**Source data:**

= = =

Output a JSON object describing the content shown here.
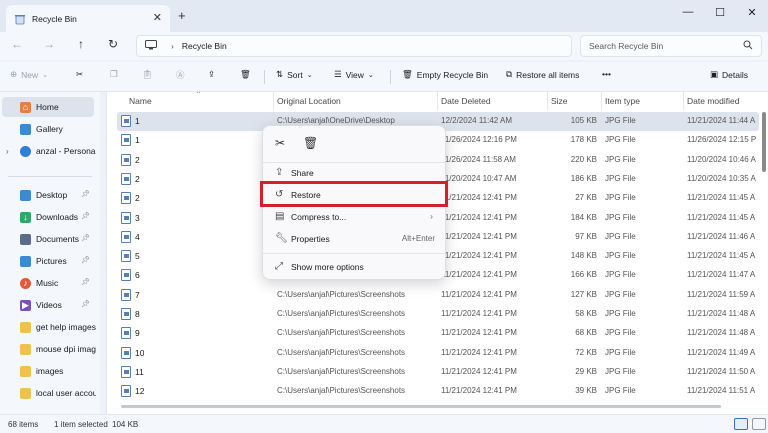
{
  "window": {
    "tab_title": "Recycle Bin",
    "tab_close": "✕",
    "new_tab": "+",
    "min": "—",
    "max": "☐",
    "close": "✕"
  },
  "address": {
    "location": "Recycle Bin",
    "separator": "›",
    "search_placeholder": "Search Recycle Bin"
  },
  "toolbar": {
    "new_label": "New",
    "sort_label": "Sort",
    "view_label": "View",
    "empty_label": "Empty Recycle Bin",
    "restore_all_label": "Restore all items",
    "more_label": "•••",
    "details_label": "Details"
  },
  "sidebar": {
    "home": "Home",
    "gallery": "Gallery",
    "personal": "anzal - Personal",
    "desktop": "Desktop",
    "downloads": "Downloads",
    "documents": "Documents",
    "pictures": "Pictures",
    "music": "Music",
    "videos": "Videos",
    "folder1": "get help images",
    "folder2": "mouse dpi imag",
    "folder3": "images",
    "folder4": "local user accou"
  },
  "columns": {
    "name": "Name",
    "location": "Original Location",
    "deleted": "Date Deleted",
    "size": "Size",
    "type": "Item type",
    "modified": "Date modified"
  },
  "rows": [
    {
      "name": "1",
      "location": "C:\\Users\\anjal\\OneDrive\\Desktop",
      "deleted": "12/2/2024 11:42 AM",
      "size": "105 KB",
      "type": "JPG File",
      "modified": "11/21/2024 11:44 A"
    },
    {
      "name": "1",
      "location": "",
      "deleted": "11/26/2024 12:16 PM",
      "size": "178 KB",
      "type": "JPG File",
      "modified": "11/26/2024 12:15 P"
    },
    {
      "name": "2",
      "location": "",
      "deleted": "11/26/2024 11:58 AM",
      "size": "220 KB",
      "type": "JPG File",
      "modified": "11/20/2024 10:46 A"
    },
    {
      "name": "2",
      "location": "",
      "deleted": "11/20/2024 10:47 AM",
      "size": "186 KB",
      "type": "JPG File",
      "modified": "11/20/2024 10:35 A"
    },
    {
      "name": "2",
      "location": "",
      "deleted": "11/21/2024 12:41 PM",
      "size": "27 KB",
      "type": "JPG File",
      "modified": "11/21/2024 11:45 A"
    },
    {
      "name": "3",
      "location": "",
      "deleted": "11/21/2024 12:41 PM",
      "size": "184 KB",
      "type": "JPG File",
      "modified": "11/21/2024 11:45 A"
    },
    {
      "name": "4",
      "location": "",
      "deleted": "11/21/2024 12:41 PM",
      "size": "97 KB",
      "type": "JPG File",
      "modified": "11/21/2024 11:46 A"
    },
    {
      "name": "5",
      "location": "",
      "deleted": "11/21/2024 12:41 PM",
      "size": "148 KB",
      "type": "JPG File",
      "modified": "11/21/2024 11:45 A"
    },
    {
      "name": "6",
      "location": "",
      "deleted": "11/21/2024 12:41 PM",
      "size": "166 KB",
      "type": "JPG File",
      "modified": "11/21/2024 11:47 A"
    },
    {
      "name": "7",
      "location": "C:\\Users\\anjal\\Pictures\\Screenshots",
      "deleted": "11/21/2024 12:41 PM",
      "size": "127 KB",
      "type": "JPG File",
      "modified": "11/21/2024 11:59 A"
    },
    {
      "name": "8",
      "location": "C:\\Users\\anjal\\Pictures\\Screenshots",
      "deleted": "11/21/2024 12:41 PM",
      "size": "58 KB",
      "type": "JPG File",
      "modified": "11/21/2024 11:48 A"
    },
    {
      "name": "9",
      "location": "C:\\Users\\anjal\\Pictures\\Screenshots",
      "deleted": "11/21/2024 12:41 PM",
      "size": "68 KB",
      "type": "JPG File",
      "modified": "11/21/2024 11:48 A"
    },
    {
      "name": "10",
      "location": "C:\\Users\\anjal\\Pictures\\Screenshots",
      "deleted": "11/21/2024 12:41 PM",
      "size": "72 KB",
      "type": "JPG File",
      "modified": "11/21/2024 11:49 A"
    },
    {
      "name": "11",
      "location": "C:\\Users\\anjal\\Pictures\\Screenshots",
      "deleted": "11/21/2024 12:41 PM",
      "size": "29 KB",
      "type": "JPG File",
      "modified": "11/21/2024 11:50 A"
    },
    {
      "name": "12",
      "location": "C:\\Users\\anjal\\Pictures\\Screenshots",
      "deleted": "11/21/2024 12:41 PM",
      "size": "39 KB",
      "type": "JPG File",
      "modified": "11/21/2024 11:51 A"
    }
  ],
  "context_menu": {
    "share": "Share",
    "restore": "Restore",
    "compress": "Compress to...",
    "properties": "Properties",
    "properties_shortcut": "Alt+Enter",
    "more_options": "Show more options"
  },
  "status": {
    "count": "68 items",
    "selected": "1 item selected",
    "size": "104 KB"
  },
  "colors": {
    "highlight_border": "#d32030",
    "selected_row": "#dde3ec",
    "accent": "#3b6fc4"
  }
}
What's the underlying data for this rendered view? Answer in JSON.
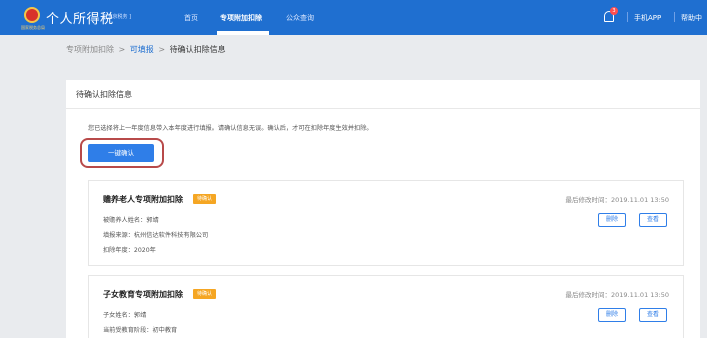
{
  "header": {
    "logo_text": "国家税务总局",
    "app_title": "个人所得税",
    "region": "[ 北京税务 ]",
    "nav": [
      "首页",
      "专项附加扣除",
      "公众查询"
    ],
    "notification_count": "3",
    "right_links": [
      "手机APP",
      "帮助中"
    ]
  },
  "breadcrumb": {
    "items": [
      "专项附加扣除",
      "可填报",
      "待确认扣除信息"
    ],
    "separator": ">"
  },
  "panel": {
    "title": "待确认扣除信息",
    "notice": "您已选择将上一年度信息带入本年度进行填报。请确认信息无误。确认后，才可在扣除年度生效并扣除。",
    "confirm_label": "一键确认"
  },
  "cards": [
    {
      "title": "赡养老人专项附加扣除",
      "status": "待确认",
      "time": "最后修改时间：2019.11.01 13:50",
      "lines": [
        "被赡养人姓名：郭靖",
        "填报来源：杭州信达软件科技有限公司",
        "扣除年度：2020年"
      ],
      "delete_label": "删除",
      "view_label": "查看"
    },
    {
      "title": "子女教育专项附加扣除",
      "status": "待确认",
      "time": "最后修改时间：2019.11.01 13:50",
      "lines": [
        "子女姓名：郭靖",
        "当前受教育阶段：初中教育"
      ],
      "delete_label": "删除",
      "view_label": "查看"
    }
  ]
}
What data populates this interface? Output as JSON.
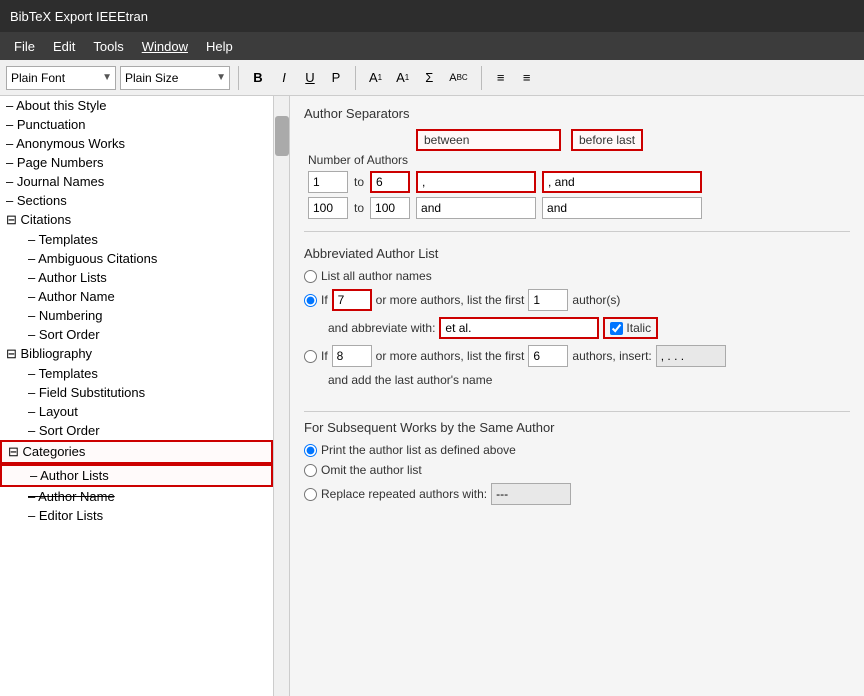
{
  "titleBar": {
    "text": "BibTeX Export IEEEtran"
  },
  "menuBar": {
    "items": [
      {
        "label": "File",
        "underline": false
      },
      {
        "label": "Edit",
        "underline": false
      },
      {
        "label": "Tools",
        "underline": false
      },
      {
        "label": "Window",
        "underline": true
      },
      {
        "label": "Help",
        "underline": false
      }
    ]
  },
  "toolbar": {
    "fontSelect": "Plain Font",
    "sizeSelect": "Plain Size",
    "buttons": [
      "B",
      "I",
      "U",
      "P",
      "A¹",
      "A₁",
      "Σ",
      "Abc",
      "≡",
      "≡"
    ]
  },
  "sidebar": {
    "items": [
      {
        "label": "About this Style",
        "level": 0,
        "type": "dash"
      },
      {
        "label": "Punctuation",
        "level": 0,
        "type": "dash"
      },
      {
        "label": "Anonymous Works",
        "level": 0,
        "type": "dash"
      },
      {
        "label": "Page Numbers",
        "level": 0,
        "type": "dash"
      },
      {
        "label": "Journal Names",
        "level": 0,
        "type": "dash"
      },
      {
        "label": "Sections",
        "level": 0,
        "type": "dash"
      },
      {
        "label": "Citations",
        "level": 0,
        "type": "tri-open"
      },
      {
        "label": "Templates",
        "level": 1,
        "type": "dash"
      },
      {
        "label": "Ambiguous Citations",
        "level": 1,
        "type": "dash"
      },
      {
        "label": "Author Lists",
        "level": 1,
        "type": "dash"
      },
      {
        "label": "Author Name",
        "level": 1,
        "type": "dash"
      },
      {
        "label": "Numbering",
        "level": 1,
        "type": "dash"
      },
      {
        "label": "Sort Order",
        "level": 1,
        "type": "dash"
      },
      {
        "label": "Bibliography",
        "level": 0,
        "type": "tri-open"
      },
      {
        "label": "Templates",
        "level": 1,
        "type": "dash"
      },
      {
        "label": "Field Substitutions",
        "level": 1,
        "type": "dash"
      },
      {
        "label": "Layout",
        "level": 1,
        "type": "dash"
      },
      {
        "label": "Sort Order",
        "level": 1,
        "type": "dash"
      },
      {
        "label": "Categories",
        "level": 0,
        "type": "tri-open",
        "highlighted": true
      },
      {
        "label": "Author Lists",
        "level": 1,
        "type": "dash",
        "highlighted": true
      },
      {
        "label": "Author Name",
        "level": 1,
        "type": "dash",
        "strikethrough": true
      },
      {
        "label": "Editor Lists",
        "level": 1,
        "type": "dash"
      }
    ]
  },
  "content": {
    "authorSeparators": {
      "title": "Author Separators",
      "col_number": "Number of Authors",
      "col_between": "between",
      "col_beforeLast": "before last",
      "rows": [
        {
          "from": "1",
          "to": "6",
          "between": ",",
          "beforeLast": ", and",
          "highlightFrom": false,
          "highlightTo": true,
          "highlightBetween": true,
          "highlightBeforeLast": true
        },
        {
          "from": "100",
          "to": "100",
          "between": "and",
          "beforeLast": "and",
          "highlightFrom": false,
          "highlightTo": false,
          "highlightBetween": false,
          "highlightBeforeLast": false
        }
      ]
    },
    "abbreviatedAuthorList": {
      "title": "Abbreviated Author List",
      "radio1": {
        "label": "List all author names"
      },
      "radio2": {
        "label": "If",
        "value1": "7",
        "middle": "or more authors, list the first",
        "value2": "1",
        "suffix": "author(s)"
      },
      "abbreviateWith": {
        "label": "and abbreviate with:",
        "value": "et al.",
        "italic": "Italic"
      },
      "radio3": {
        "label": "If",
        "value1": "8",
        "middle": "or more authors, list the first",
        "value2": "6",
        "suffix": "authors, insert:",
        "insertValue": ", . . ."
      },
      "addLastAuthor": "and add the last author's name"
    },
    "subsequentWorks": {
      "title": "For Subsequent Works by the Same Author",
      "radio1": "Print the author list as defined above",
      "radio2": "Omit the author list",
      "radio3": "Replace repeated authors with:",
      "radio3Value": "---"
    }
  }
}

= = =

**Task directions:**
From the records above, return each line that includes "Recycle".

**The completed task:**
    "tab_title": "Recycle Bin",
    "location": "Recycle Bin",
    "search_placeholder": "Search Recycle Bin"
    "empty_label": "Empty Recycle Bin",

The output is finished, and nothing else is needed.